How to complete this task
For the data that follows, report how many lines contain the word "news", and nothing else.

Segment Open

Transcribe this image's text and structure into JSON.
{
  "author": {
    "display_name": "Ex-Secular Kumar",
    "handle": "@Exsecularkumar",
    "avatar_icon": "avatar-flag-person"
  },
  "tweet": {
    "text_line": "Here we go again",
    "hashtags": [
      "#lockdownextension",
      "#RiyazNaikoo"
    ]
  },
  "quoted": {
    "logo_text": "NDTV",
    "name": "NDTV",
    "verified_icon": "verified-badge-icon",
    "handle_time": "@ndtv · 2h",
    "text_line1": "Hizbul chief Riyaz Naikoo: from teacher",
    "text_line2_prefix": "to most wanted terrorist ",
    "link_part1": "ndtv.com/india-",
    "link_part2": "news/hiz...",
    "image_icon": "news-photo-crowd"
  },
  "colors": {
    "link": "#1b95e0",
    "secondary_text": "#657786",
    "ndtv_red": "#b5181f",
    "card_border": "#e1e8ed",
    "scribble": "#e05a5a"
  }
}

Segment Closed

Task response
2